Markdown content reuse

A content authoring environment

01 Mar 2019

Software Developer, Information Architect
Jekyll, Ruby, CSS, JavaScript, Metalsmith, LiquidJS, NodeJS, Travis, CI/CD, Git, Support, Training

When writers needed a way to reuse their then roughly 500 markdown topics across multiple products, I provided a method of authoring in Jekyll to support conditional coding in markdown. Writing with conditional coding can be messy regardless of the authoring method used, but with Jekyll, they were happy to be able to continue editing in markdown rather than migrating to DITA. Three years later, they are still happy with the conditional coding method, which is now provided by a Metalsmith and LiquidJS solution I wrote. The change was to address the need to deliver marked-it-cli markdown to the corporate build and translation workflow rather than deliver the output HTML files that Jekyll produced.

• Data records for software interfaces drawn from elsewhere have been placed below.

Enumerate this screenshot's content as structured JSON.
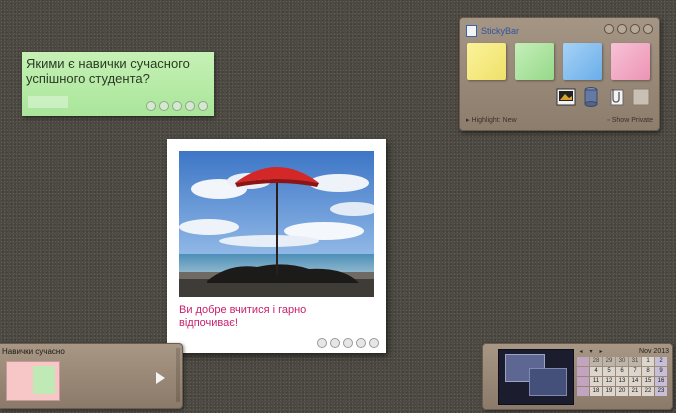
{
  "sticky_note": {
    "text": "Якими є навички сучасного успішного студента?",
    "color": "#b6eaa5"
  },
  "photo_card": {
    "caption": "Ви добре вчитися і гарно відпочиває!",
    "caption_color": "#c8206e",
    "photo_icon": "beach-umbrella-photo"
  },
  "stickybar": {
    "title": "StickyBar",
    "swatches": [
      {
        "name": "yellow",
        "color": "#f4ea78"
      },
      {
        "name": "green",
        "color": "#a6e29a"
      },
      {
        "name": "blue",
        "color": "#7ab8ee"
      },
      {
        "name": "pink",
        "color": "#f2a4c0"
      }
    ],
    "tools": [
      "photo-icon",
      "database-icon",
      "paperclip-icon",
      "blank-note-icon"
    ],
    "footer_left": "Highlight: New",
    "footer_right": "Show Private"
  },
  "tray": {
    "title": "Навички сучасно"
  },
  "calendar": {
    "month": "Nov 2013",
    "rows": [
      [
        "",
        "28",
        "29",
        "30",
        "31",
        "1",
        "2"
      ],
      [
        "",
        "4",
        "5",
        "6",
        "7",
        "8",
        "9"
      ],
      [
        "",
        "11",
        "12",
        "13",
        "14",
        "15",
        "16"
      ],
      [
        "",
        "18",
        "19",
        "20",
        "21",
        "22",
        "23"
      ]
    ]
  }
}
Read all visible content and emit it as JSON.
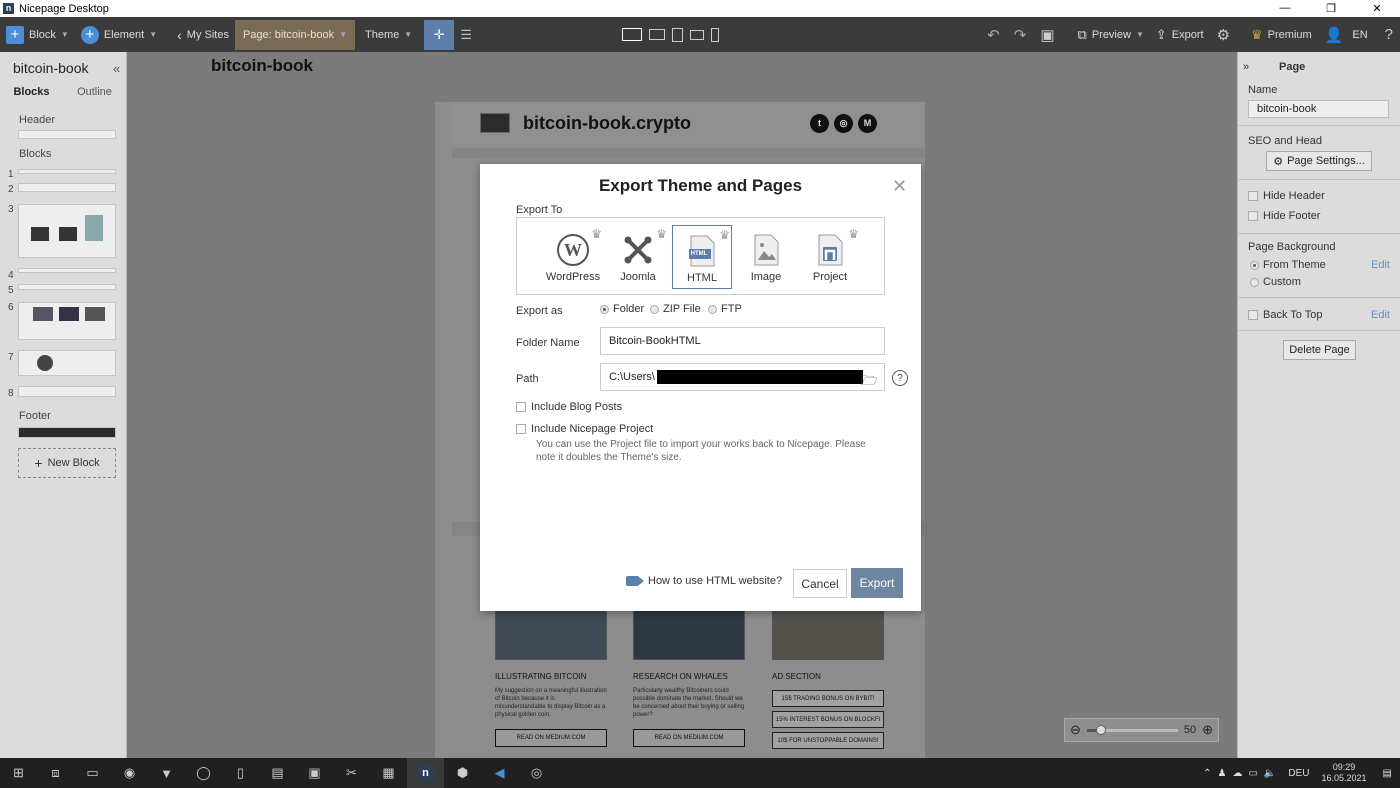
{
  "window": {
    "title": "Nicepage Desktop",
    "app_icon": "n"
  },
  "toolbar": {
    "block_label": "Block",
    "element_label": "Element",
    "my_sites_label": "My Sites",
    "page_label": "Page: bitcoin-book",
    "theme_label": "Theme",
    "preview_label": "Preview",
    "export_label": "Export",
    "premium_label": "Premium",
    "lang_label": "EN"
  },
  "left_panel": {
    "site_name": "bitcoin-book",
    "tabs": [
      "Blocks",
      "Outline"
    ],
    "header_label": "Header",
    "blocks_label": "Blocks",
    "block_numbers": [
      "1",
      "2",
      "3",
      "4",
      "5",
      "6",
      "7",
      "8"
    ],
    "footer_label": "Footer",
    "new_block_label": "New Block"
  },
  "canvas": {
    "page_title": "bitcoin-book",
    "site_name": "bitcoin-book.crypto",
    "social_icons": [
      "twitter-icon",
      "instagram-icon",
      "medium-icon"
    ],
    "social_glyphs": [
      "t",
      "◎",
      "M"
    ],
    "cards": [
      {
        "title": "ILLUSTRATING BITCOIN",
        "text": "My suggestion on a meaningful illustration of Bitcoin because it is misunderstandable to display Bitcoin as a physical golden coin.",
        "button": "READ ON MEDIUM.COM"
      },
      {
        "title": "RESEARCH ON WHALES",
        "text": "Particularly wealthy Bitcoiners could possible dominate the market. Should we be concerned about their buying or selling power?",
        "button": "READ ON MEDIUM.COM"
      }
    ],
    "ad_section": {
      "title": "AD SECTION",
      "buttons": [
        "15$ TRADING BONUS ON BYBIT!",
        "15% INTEREST BONUS ON BLOCKFI",
        "10$ FOR UNSTOPPABLE DOMAINS!"
      ]
    },
    "zoom": {
      "value": "50",
      "level": 0.5
    }
  },
  "right_panel": {
    "title": "Page",
    "name_label": "Name",
    "name_value": "bitcoin-book",
    "seo_label": "SEO and Head",
    "page_settings_label": "Page Settings...",
    "hide_header_label": "Hide Header",
    "hide_footer_label": "Hide Footer",
    "page_background_label": "Page Background",
    "from_theme_label": "From Theme",
    "custom_label": "Custom",
    "edit_label": "Edit",
    "back_to_top_label": "Back To Top",
    "delete_page_label": "Delete Page"
  },
  "modal": {
    "title": "Export Theme and Pages",
    "export_to_label": "Export To",
    "targets": [
      {
        "name": "WordPress",
        "icon": "wordpress-icon",
        "premium": true
      },
      {
        "name": "Joomla",
        "icon": "joomla-icon",
        "premium": true
      },
      {
        "name": "HTML",
        "icon": "html-file-icon",
        "premium": true,
        "selected": true
      },
      {
        "name": "Image",
        "icon": "image-file-icon",
        "premium": false
      },
      {
        "name": "Project",
        "icon": "project-file-icon",
        "premium": true
      }
    ],
    "html_badge": "HTML",
    "export_as_label": "Export as",
    "export_as_options": [
      "Folder",
      "ZIP File",
      "FTP"
    ],
    "export_as_selected": "Folder",
    "folder_name_label": "Folder Name",
    "folder_name_value": "Bitcoin-BookHTML",
    "path_label": "Path",
    "path_value": "C:\\Users\\",
    "include_blog_posts_label": "Include Blog Posts",
    "include_project_label": "Include Nicepage Project",
    "project_note": "You can use the Project file to import your works back to Nicepage. Please note it doubles the Theme's size.",
    "how_to_label": "How to use HTML website?",
    "cancel_label": "Cancel",
    "export_label": "Export"
  },
  "taskbar": {
    "language": "DEU",
    "time": "09:29",
    "date": "16.05.2021"
  },
  "colors": {
    "accent": "#5b7fa8",
    "toolbar_bg": "#3b3b3b",
    "page_tab_bg": "#7a6b55",
    "export_button": "#6f86a2"
  }
}
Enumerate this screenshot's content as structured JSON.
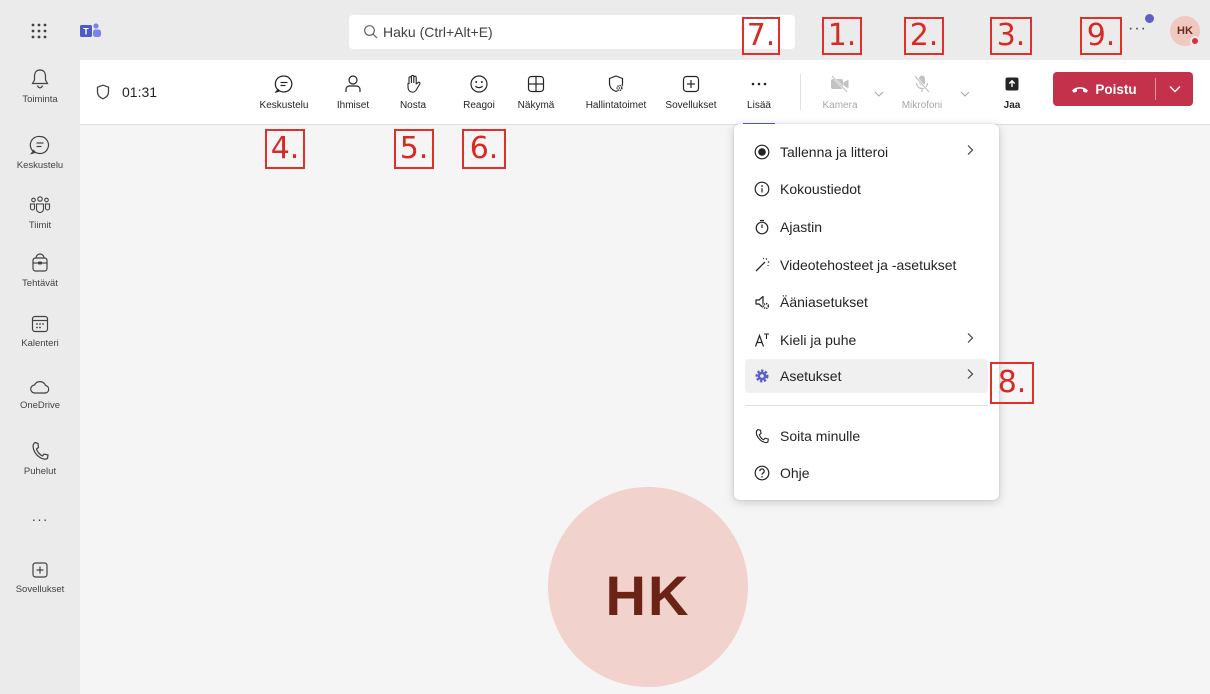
{
  "search": {
    "placeholder": "Haku (Ctrl+Alt+E)"
  },
  "user": {
    "initials": "HK"
  },
  "rail": {
    "items": [
      {
        "label": "Toiminta",
        "icon": "bell-icon"
      },
      {
        "label": "Keskustelu",
        "icon": "chat-icon"
      },
      {
        "label": "Tiimit",
        "icon": "teams-icon"
      },
      {
        "label": "Tehtävät",
        "icon": "tasks-icon"
      },
      {
        "label": "Kalenteri",
        "icon": "calendar-icon"
      },
      {
        "label": "OneDrive",
        "icon": "cloud-icon"
      },
      {
        "label": "Puhelut",
        "icon": "phone-icon"
      },
      {
        "label": "Sovellukset",
        "icon": "add-apps-icon"
      }
    ]
  },
  "meeting": {
    "timer": "01:31",
    "toolbar": {
      "chat": "Keskustelu",
      "people": "Ihmiset",
      "raise": "Nosta",
      "react": "Reagoi",
      "view": "Näkymä",
      "host": "Hallintatoimet",
      "apps": "Sovellukset",
      "more": "Lisää",
      "camera": "Kamera",
      "mic": "Mikrofoni",
      "share": "Jaa",
      "leave": "Poistu"
    }
  },
  "menu": {
    "items": [
      {
        "label": "Tallenna ja litteroi",
        "icon": "record-icon",
        "submenu": true
      },
      {
        "label": "Kokoustiedot",
        "icon": "info-icon",
        "submenu": false
      },
      {
        "label": "Ajastin",
        "icon": "timer-icon",
        "submenu": false
      },
      {
        "label": "Videotehosteet ja -asetukset",
        "icon": "magic-wand-icon",
        "submenu": false
      },
      {
        "label": "Ääniasetukset",
        "icon": "speaker-settings-icon",
        "submenu": false
      },
      {
        "label": "Kieli ja puhe",
        "icon": "language-icon",
        "submenu": true
      },
      {
        "label": "Asetukset",
        "icon": "gear-icon",
        "submenu": true
      },
      {
        "label": "Soita minulle",
        "icon": "phone-icon",
        "submenu": false
      },
      {
        "label": "Ohje",
        "icon": "help-icon",
        "submenu": false
      }
    ]
  },
  "annotations": {
    "camera": "1.",
    "mic": "2.",
    "share": "3.",
    "chat": "4.",
    "raise": "5.",
    "react": "6.",
    "more": "7.",
    "settings": "8.",
    "leave": "9."
  },
  "colors": {
    "accent": "#5b5fc7",
    "leave": "#c4314b",
    "annotation": "#e0302b",
    "avatar_bg": "#f1d2cc"
  }
}
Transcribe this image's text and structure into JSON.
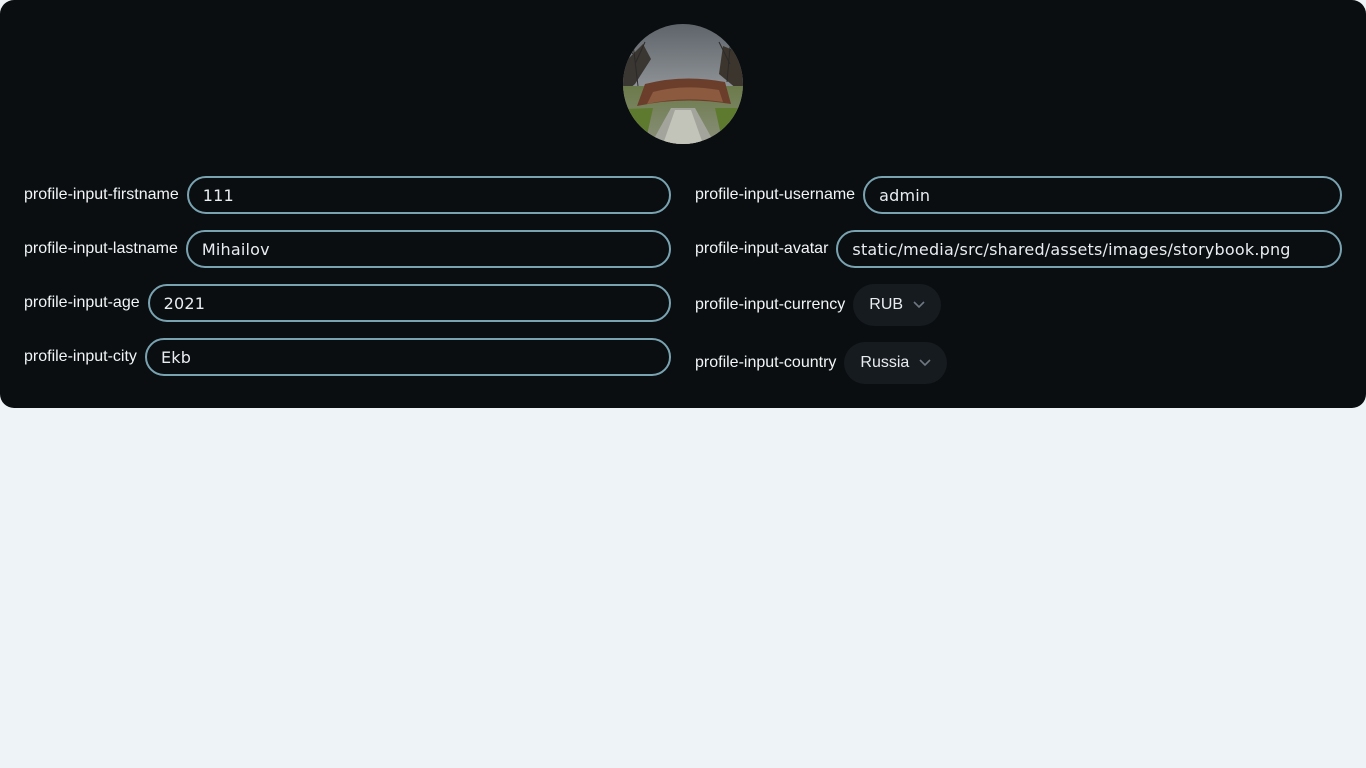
{
  "profile": {
    "avatar_alt": "avatar",
    "fields_left": [
      {
        "label": "profile-input-firstname",
        "value": "111"
      },
      {
        "label": "profile-input-lastname",
        "value": "Mihailov"
      },
      {
        "label": "profile-input-age",
        "value": "2021"
      },
      {
        "label": "profile-input-city",
        "value": "Ekb"
      }
    ],
    "fields_right": [
      {
        "label": "profile-input-username",
        "value": "admin"
      },
      {
        "label": "profile-input-avatar",
        "value": "static/media/src/shared/assets/images/storybook.png"
      }
    ],
    "currency": {
      "label": "profile-input-currency",
      "value": "RUB"
    },
    "country": {
      "label": "profile-input-country",
      "value": "Russia"
    }
  },
  "icons": {
    "select_chevron": "chevron-down-icon"
  },
  "colors": {
    "card_bg": "#0a0e11",
    "page_bg": "#eef3f7",
    "input_border": "#7aa3b2",
    "select_bg": "#161b20",
    "text": "#f2f4f6"
  }
}
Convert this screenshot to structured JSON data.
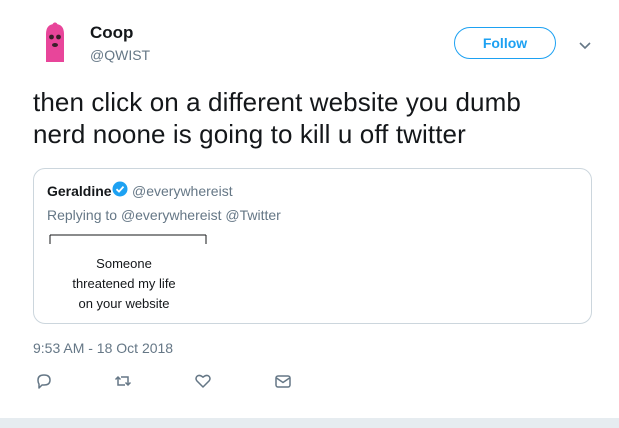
{
  "author": {
    "name": "Coop",
    "handle": "@QWIST"
  },
  "follow_label": "Follow",
  "tweet_text_line1": "then click on a different website you dumb",
  "tweet_text_line2": "nerd noone is going to kill u off twitter",
  "quoted_tweet": {
    "name": "Geraldine",
    "handle": "@everywhereist",
    "replying_prefix": "Replying to",
    "replying_to": [
      "@everywhereist",
      "@Twitter"
    ],
    "body_lines": [
      "Someone",
      "threatened my life",
      "on your website"
    ]
  },
  "timestamp": "9:53 AM - 18 Oct 2018",
  "icons": {
    "avatar": "pink-balaclava-avatar",
    "verified": "verified-badge-icon",
    "caret": "chevron-down-icon",
    "reply": "reply-icon",
    "retweet": "retweet-icon",
    "like": "heart-icon",
    "dm": "envelope-icon"
  },
  "colors": {
    "accent": "#1da1f2",
    "secondary_text": "#657786",
    "border": "#ccd6dd",
    "avatar_pink": "#e8459a"
  }
}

IBM Cloud products started adopting markdown in roughly 2015 for content authoring. IBM Watson Studio was one such product. By the end of 2017, its documentation source contained a number of markdown topics that conformed to IBM Cloud markdown standards (GitHub-flavored markdown with some Kramdown extensions, transformed to HTML with the marked-it-cli parser).

Starting in 2018, Watson Studio cloud product features were added to various on-premises products. Much of the functionality and UI would remain consistent, which resulted in the need to reuse much of the existing topic content. Problem is, reuse is difficult when you can’t conditionalize the content by product.

That’s where a static-site generator (SSG) like Jekyll comes in. With an SSG, you can write simple code like this to filter content:

{% if site.product == "cloud" %}
Paragraph targeted to cloud audiences.
{%- endif %}
{%- if site.product == "onprem" %}
Paragraph targeted to on-premises audiences.
{%- endif %}
{%- if site.product == "local" %}
Paragraph targeted to desktop application audiences.
{%- endif %}

Jekyll was the SSG of choice for a couple of reasons:

  • It supports Kramdown, which is similar to IBM Cloud markdown, making migration painless.
  • It is one of the oldest and most stable SSGs out there. It has a large community.

As an SSG, it offered additional benefits, too:

  • Live preview of the filtered output while authoring
  • Includes, which provide authors with shortcuts for long repeated HTML snippets, such as video embeds
  • Templating, which allows for a different style to be applied to the output for each condition—perfect for the three documentation apps at the time: IBM Knowledge Center, Analytics product hub, and the Data Platform documentation service

To use Jekyll, however, I needed to be address a few of things to ensure the new writing method worked with the IBM Knowledge Center build processes, such as writing the logic to read YAML ToC files recursively and create a set of ditamaps for publishing. I also added features to provide the writers with a delightful and effective authoring experience, such as custom styles to highlight internal, beta, and draft content in the local table of contents and topics to ensure markup was appropriately applied.

After I provided a workshop to educate folks on the new system and how to set up the custom builds on TravisCI to publish, we started on the journey, and the team is still authoring conditionally coded markdown today in 2023 in their current library of 1,200 topics, albeit with Metalsmith.

For reasons previously mentioned, I did replace Jekyll with Metalsmith, which is a highly customizable SSG. It allowed me to modify the custom pre-processor with the latest LiquidJS templating language to preserve the Liquid coding of Jekyll. It also allowed me to create a transformer that used marked-it markdown instead of kramdown. And, I was able to replicate the required configuration variables and local development environment, similar to those with Jekyll. Thankfully, Metalsmith provided the added benefits of building the content five times faster and working in a NodeJS environment, which is easier for the team to work in than Ruby.